Use this URL to cite or link to this record in EThOS: http://ethos.bl.uk/OrderDetails.do?uin=uk.bl.ethos.607528
Title: Discovery and restoration of aberrant nuclear structure and genome behaviour in breast cancer cells
Author: Hassan Ahmed, Mai
Awarding Body: Brunel University
Current Institution: Brunel University
Date of Award: 2013
Availability of Full Text:
Access from EThOS:
Access from Institution:
Abstract:
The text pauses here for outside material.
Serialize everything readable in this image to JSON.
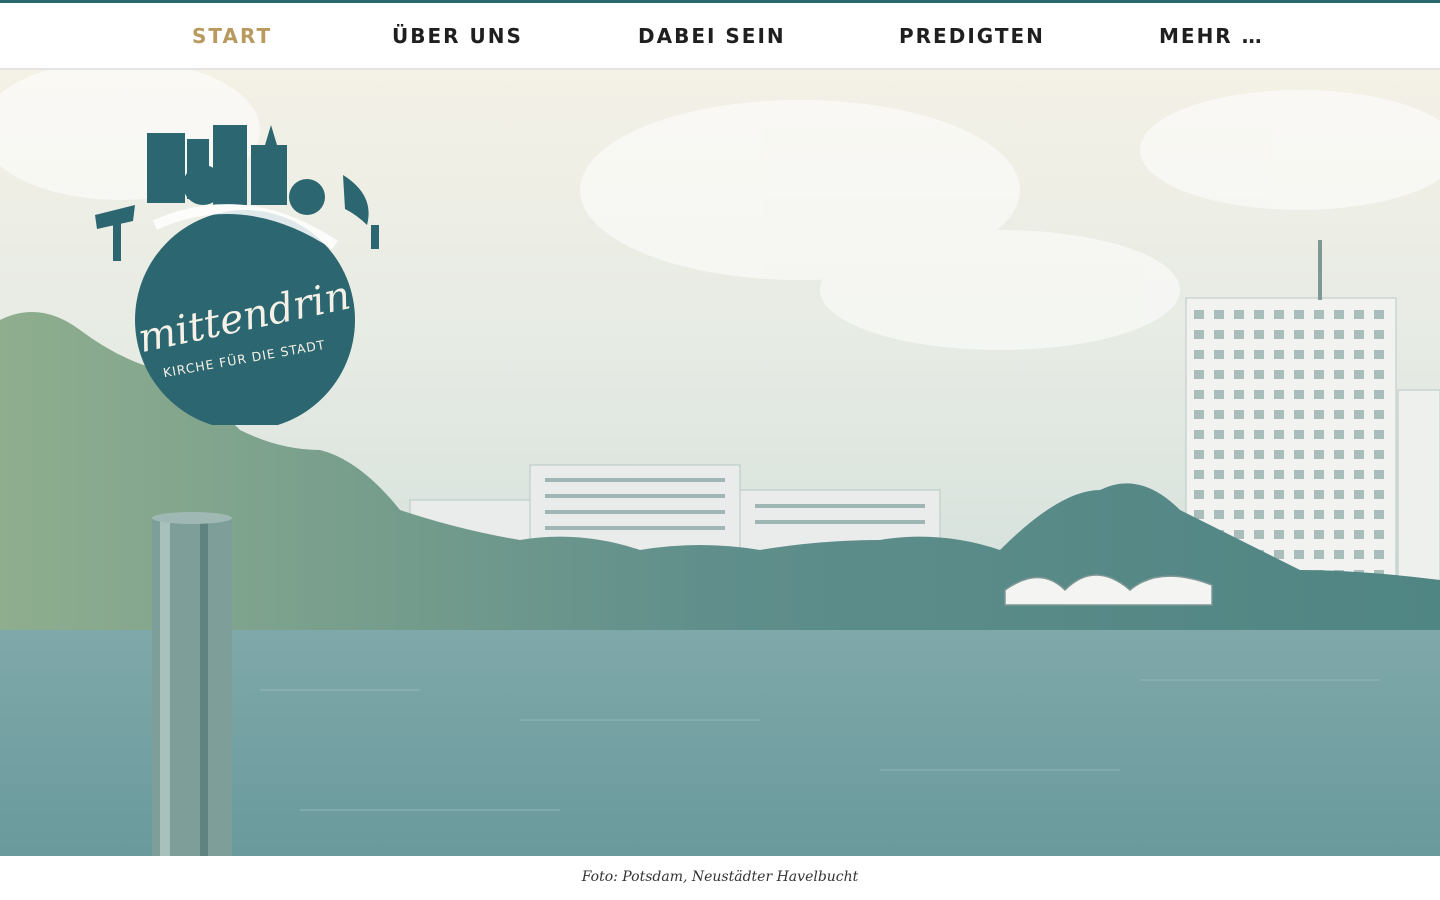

The eukaryotic interphase nucleus is well organised and the genome positioned non-randomly. Nuclear structure is an important regulator of genome behaviour and function. Genome organisation and nuclear structure are compromised in diseases such as cancer and laminopathies. This study was to find out and to determine if there is any functional relationship between nuclear structure and genome mis-organisation in cancer cells. I have assessed the presence and distribution of specific nuclear structural proteins (A-type, B-type lamins and its receptor LBR, many of their binding proteins such as MAN1, LAP2α, LAP2, and Emerin and other nuclear proteins (PML, Nucleolin, and Ki67) using indirect immunofluorescence. From this study, it is found that the nuclear structure of breast cancer cells is often altered. The most severely affected proteins are the nuclear lamins B1 and B2 and they found as large foci within the nucleoplasm with little LBR expression to localise the lamin B. I also assessed the chromosome positioning (HSA 7, 10, 11, 14 and 17) and gene positioning (AKT1, CCND1, HSP90AA1, EGFR, ERRBB2/HER2 and PTEN) in breast cancer cell lines (T-47D, GI-101, Sk-Br-3 and BT-474) and in normal breast cell lines (MCF-10A) using 2D-FISH technique. I also assessed the position of the genes in nuclei and correlated with gene expression using qRT-PCR. Breast cell lines have treated with a drug named lovastatin and it was found that the cells have restored LBR expression and localisation of lamin B, leading to altered gene positioning and changed expression of breast cancer genes. Since the drug (lovastatin, 12 μM/48 hours) affects the prenylation as a post-translation modification process and lamins B biosythensis, it is found that B-type lamins and its receptor expression and distribution were improved and increased in expression by 2-fold in expression levels in the most affected cells (T-47D, and BT-474) compared to the normal cells (MCF-10A) and these cells also showed abnormal nuclei and dead cells. When analysing the nuclear positioning of the genes (AKT1, HSP90AA1 and ERRBB2/HER2), it is found that AKT1 was positioned periphery in BT-474 and T-47D cells and interiorly in the normal cells (MCF-10A) before treatment whereas the same gene was positioned periphery in T-47D and MCF-10A cells and interiorly in BT-474 after treatment with lovastatin. It is also found that HSP90AA1 was positioned periphery in MCF-10A and T-47D cells and interiorly in BT-474 cells before and after treatment (no change). Moreover, ERRBB2/HER2 gene was positioned periphery in T-47D and BT-474 cells and interiorly in MCF-10A cells before treatment whereas the same gene was positioned periphery in MCF-10A and T-47D cells and interiorly in BT-474 after treatment with the same drug. Regarding LMNB1, LMNB2, and LBR genes, the study focussed only on their expression levels and no work has done on their chromosome positioning as well as gene position before and after treatment. These three genes were over expressed when assessed by measuring the relative and fold changes in expression. Therefore, it is suggestive that 2D-FISH experiment to assess their localisation and their specific chromosome territories is required. The results shown in this thesis demonstrate the importance and roles of nuclear architecture specifically nuclear lamins and the integral nuclear membrane proteins (B-type lamins and LBR) in mediating correct genome organisation and function. The breast normal (immortalised cells) and cancerous cell lines showed different nuclear structures as lamin B affect the position of specific target chromosomes and genes. These results will strength the finding that the nuclear lamina is a significant nuclear structure which associates, organises, and regulates numerous vital nuclear processes and the stability of the genome.
Supervisor: Bridger, J.; Harvey, A. Sponsor: Not available
Qualification Name: Thesis (Ph.D.) Qualification Level: Doctoral
EThOS ID: uk.bl.ethos.607528  DOI: Not available
Keywords: Breast cancer ; Nuclear lamins ; Lamin B receptor ; Nuclear structure ; Genome organisation
Share: